Excess water invoices will start being sent to Christchurch’s highest water users from this week.
Invoices are being sent out to the small proportion of households in the district who use, on average, more than 700 litres of water a day. Those high water users will pay a fixed rate of $1.35 for every 1000 litres they use over the 700 litre a day limit.
Households who fall into the high use category are not charged until their bill tops $25 – which equates to average use of approximately 900 litres a day.
“The main reason for bringing in these charges is to help reduce the high demand on our water supply and infrastructure over the peak summer months, because we know that a lot of the city’s water use is driven by leaks, gardening and irrigation,” says General Manager Resources and Chief Financial Officer Leah Scales.
Currently the average use for single residential dwellings is 470 litres a day – 79% of households account for 47% of our total water use and won’t receive a bill. This means 21% of households are using 53% of the water, and 4% of those are using 23% of the total water use. It is these high water users that the excess water use rate is targeting.
“Since we started signalling these charges were coming, we’ve already seen a drop of more than 10 per cent which is absolutely fantastic,” Mrs Scales says.
“We’ve also heard stories from a number of residents who’ve discovered and then fixed leaks. Some of the leaks were resulting in hundreds of thousands of litres of water being wasted each week, and were also causing damage to people’s properties.”
“If we can keep use down, it will mean in the longer term we won’t need to continue spending money expanding our network, and we will improve the sustainability of our supply.”

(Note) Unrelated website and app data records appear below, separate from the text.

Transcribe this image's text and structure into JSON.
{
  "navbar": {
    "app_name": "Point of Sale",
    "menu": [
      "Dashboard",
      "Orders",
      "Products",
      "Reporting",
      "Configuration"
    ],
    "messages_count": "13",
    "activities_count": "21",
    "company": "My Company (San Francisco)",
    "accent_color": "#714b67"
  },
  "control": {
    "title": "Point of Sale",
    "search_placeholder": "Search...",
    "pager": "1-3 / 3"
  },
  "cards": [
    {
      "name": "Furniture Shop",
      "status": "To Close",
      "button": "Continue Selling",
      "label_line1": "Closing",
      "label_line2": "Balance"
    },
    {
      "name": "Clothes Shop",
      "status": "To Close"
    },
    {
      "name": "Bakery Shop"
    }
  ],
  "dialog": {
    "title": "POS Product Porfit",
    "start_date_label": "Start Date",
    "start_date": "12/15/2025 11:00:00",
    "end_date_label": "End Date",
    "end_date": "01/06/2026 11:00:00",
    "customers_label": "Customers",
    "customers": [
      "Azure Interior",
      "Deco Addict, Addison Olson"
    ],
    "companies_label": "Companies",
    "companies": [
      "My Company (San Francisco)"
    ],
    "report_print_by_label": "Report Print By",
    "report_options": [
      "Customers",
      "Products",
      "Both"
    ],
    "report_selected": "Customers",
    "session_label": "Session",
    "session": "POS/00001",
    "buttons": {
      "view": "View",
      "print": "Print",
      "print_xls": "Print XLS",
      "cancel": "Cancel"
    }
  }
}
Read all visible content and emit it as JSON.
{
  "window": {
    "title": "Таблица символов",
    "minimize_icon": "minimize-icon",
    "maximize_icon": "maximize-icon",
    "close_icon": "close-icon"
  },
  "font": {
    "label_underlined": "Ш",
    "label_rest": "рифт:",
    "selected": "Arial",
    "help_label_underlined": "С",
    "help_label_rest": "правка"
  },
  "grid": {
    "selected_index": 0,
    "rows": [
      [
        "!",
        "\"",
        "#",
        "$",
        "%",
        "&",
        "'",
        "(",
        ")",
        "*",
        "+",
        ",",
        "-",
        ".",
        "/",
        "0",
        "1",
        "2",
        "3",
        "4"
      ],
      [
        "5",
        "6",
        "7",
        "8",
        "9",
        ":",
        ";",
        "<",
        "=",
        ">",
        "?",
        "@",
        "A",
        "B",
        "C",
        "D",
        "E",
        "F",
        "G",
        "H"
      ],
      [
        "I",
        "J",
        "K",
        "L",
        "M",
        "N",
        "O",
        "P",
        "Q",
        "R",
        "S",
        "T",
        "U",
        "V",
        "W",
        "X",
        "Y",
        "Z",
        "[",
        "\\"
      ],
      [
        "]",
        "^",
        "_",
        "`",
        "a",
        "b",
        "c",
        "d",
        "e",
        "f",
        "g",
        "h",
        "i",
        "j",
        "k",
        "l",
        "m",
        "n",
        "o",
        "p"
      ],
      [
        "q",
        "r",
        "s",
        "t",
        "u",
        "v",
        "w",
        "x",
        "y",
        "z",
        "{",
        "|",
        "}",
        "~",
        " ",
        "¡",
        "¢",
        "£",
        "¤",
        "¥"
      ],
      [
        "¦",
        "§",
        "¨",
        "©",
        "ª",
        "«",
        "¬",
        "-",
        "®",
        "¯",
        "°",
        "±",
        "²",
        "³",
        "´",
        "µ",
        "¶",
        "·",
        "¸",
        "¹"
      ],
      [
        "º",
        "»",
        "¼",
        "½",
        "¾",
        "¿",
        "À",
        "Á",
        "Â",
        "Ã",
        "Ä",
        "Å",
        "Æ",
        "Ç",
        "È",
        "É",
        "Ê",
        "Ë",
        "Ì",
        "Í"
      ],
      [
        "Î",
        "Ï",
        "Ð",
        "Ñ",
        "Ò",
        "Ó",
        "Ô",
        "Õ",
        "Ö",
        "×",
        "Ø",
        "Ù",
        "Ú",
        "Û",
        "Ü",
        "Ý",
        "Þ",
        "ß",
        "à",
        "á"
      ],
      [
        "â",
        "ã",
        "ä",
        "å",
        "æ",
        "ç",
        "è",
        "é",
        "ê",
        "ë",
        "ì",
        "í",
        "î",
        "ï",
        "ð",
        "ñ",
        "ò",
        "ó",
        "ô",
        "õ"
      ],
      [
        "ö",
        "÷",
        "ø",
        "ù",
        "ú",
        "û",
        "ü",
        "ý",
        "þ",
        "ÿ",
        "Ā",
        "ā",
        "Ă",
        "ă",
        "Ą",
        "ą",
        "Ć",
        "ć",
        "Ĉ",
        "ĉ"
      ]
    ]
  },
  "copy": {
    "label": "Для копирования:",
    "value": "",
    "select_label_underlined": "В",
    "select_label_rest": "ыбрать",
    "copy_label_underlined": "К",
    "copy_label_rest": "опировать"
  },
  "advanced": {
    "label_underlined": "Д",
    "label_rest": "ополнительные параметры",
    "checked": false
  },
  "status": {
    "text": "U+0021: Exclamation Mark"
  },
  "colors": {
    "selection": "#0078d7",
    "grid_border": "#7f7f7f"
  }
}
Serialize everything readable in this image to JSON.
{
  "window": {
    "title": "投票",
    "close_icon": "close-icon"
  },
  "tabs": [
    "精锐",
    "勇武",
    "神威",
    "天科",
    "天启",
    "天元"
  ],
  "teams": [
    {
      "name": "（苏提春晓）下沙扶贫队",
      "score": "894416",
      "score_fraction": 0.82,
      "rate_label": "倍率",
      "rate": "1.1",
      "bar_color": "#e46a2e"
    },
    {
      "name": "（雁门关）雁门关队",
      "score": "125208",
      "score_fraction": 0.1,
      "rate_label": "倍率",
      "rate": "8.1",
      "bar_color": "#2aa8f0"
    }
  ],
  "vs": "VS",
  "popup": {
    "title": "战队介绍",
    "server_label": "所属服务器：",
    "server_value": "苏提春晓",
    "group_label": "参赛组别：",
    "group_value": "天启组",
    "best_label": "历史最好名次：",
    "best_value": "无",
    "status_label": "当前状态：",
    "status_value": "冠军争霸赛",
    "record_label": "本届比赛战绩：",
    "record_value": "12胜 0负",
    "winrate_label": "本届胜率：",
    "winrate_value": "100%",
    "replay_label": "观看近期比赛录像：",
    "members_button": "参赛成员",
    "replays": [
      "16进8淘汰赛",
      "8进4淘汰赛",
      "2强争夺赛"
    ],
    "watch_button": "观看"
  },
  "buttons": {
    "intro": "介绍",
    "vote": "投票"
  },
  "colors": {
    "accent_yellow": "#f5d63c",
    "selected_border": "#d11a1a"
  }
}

Ahead of the invoices going out, we’ve answered some of the most commonly asked questions about the excess water use targeted rate, including why it’s been introduced, and the community conversations we’ve had showing support for its introduction.
“One question that’s coming up a lot at the moment is a concern that shared meters are not being charged,” says Ms Scales.
“In general, households sharing a water meter are low to average water users because the majority are smaller properties within multi-unit developments with very compact or shared gardens.”
Mrs Scales says that data for the first billing period shows there are only 193 properties out of more than 25,000 on a shared meter that are deemed high water users, and would be eligible for a water bill. That is less than 1% of the total households.
“Shared meters are also read quarterly and where the water use is much higher than expected for the number of households, we’re going to contact the property owners to ask them to investigate and fix any leaks.”
Over time these shared meters will be replaced by individual meters, with the priority being set by water use.
“We really want to encourage anyone who is surprised by the amount of water they’re using to check for leaks or just think about ways to make small changes. For example, something as simple as using handheld hoses instead of sprinklers can result in big reductions in water use.”
Remission applications are also open for eligible households. Find out more about the criteria for remissions, what evidence is required and make an application on the Council website.
Payments can easily be made online or in person. There is no surcharge for online credit card payments.